## Exercise instructions
Please show every line from the entries that carries the word "Kabupaten".

-------- Records for this task --------

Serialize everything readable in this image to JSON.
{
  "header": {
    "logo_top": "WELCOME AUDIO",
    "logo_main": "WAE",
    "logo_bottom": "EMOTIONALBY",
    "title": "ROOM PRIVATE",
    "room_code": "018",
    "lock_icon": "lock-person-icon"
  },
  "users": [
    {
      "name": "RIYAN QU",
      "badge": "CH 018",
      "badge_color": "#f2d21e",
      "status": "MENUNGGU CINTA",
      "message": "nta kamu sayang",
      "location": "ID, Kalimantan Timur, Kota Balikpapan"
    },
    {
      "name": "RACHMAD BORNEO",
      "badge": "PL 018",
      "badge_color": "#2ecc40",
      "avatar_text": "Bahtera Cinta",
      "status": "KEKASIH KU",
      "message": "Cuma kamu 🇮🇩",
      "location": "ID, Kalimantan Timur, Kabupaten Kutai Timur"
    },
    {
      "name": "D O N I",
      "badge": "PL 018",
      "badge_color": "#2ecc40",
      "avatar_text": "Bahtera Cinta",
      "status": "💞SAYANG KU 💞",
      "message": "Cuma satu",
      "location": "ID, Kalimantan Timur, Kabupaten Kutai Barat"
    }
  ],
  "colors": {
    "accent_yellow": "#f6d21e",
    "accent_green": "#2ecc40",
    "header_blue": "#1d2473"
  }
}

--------

## Result for this exercise
      "location": "ID, Kalimantan Timur, Kabupaten Kutai Timur"
      "location": "ID, Kalimantan Timur, Kabupaten Kutai Barat"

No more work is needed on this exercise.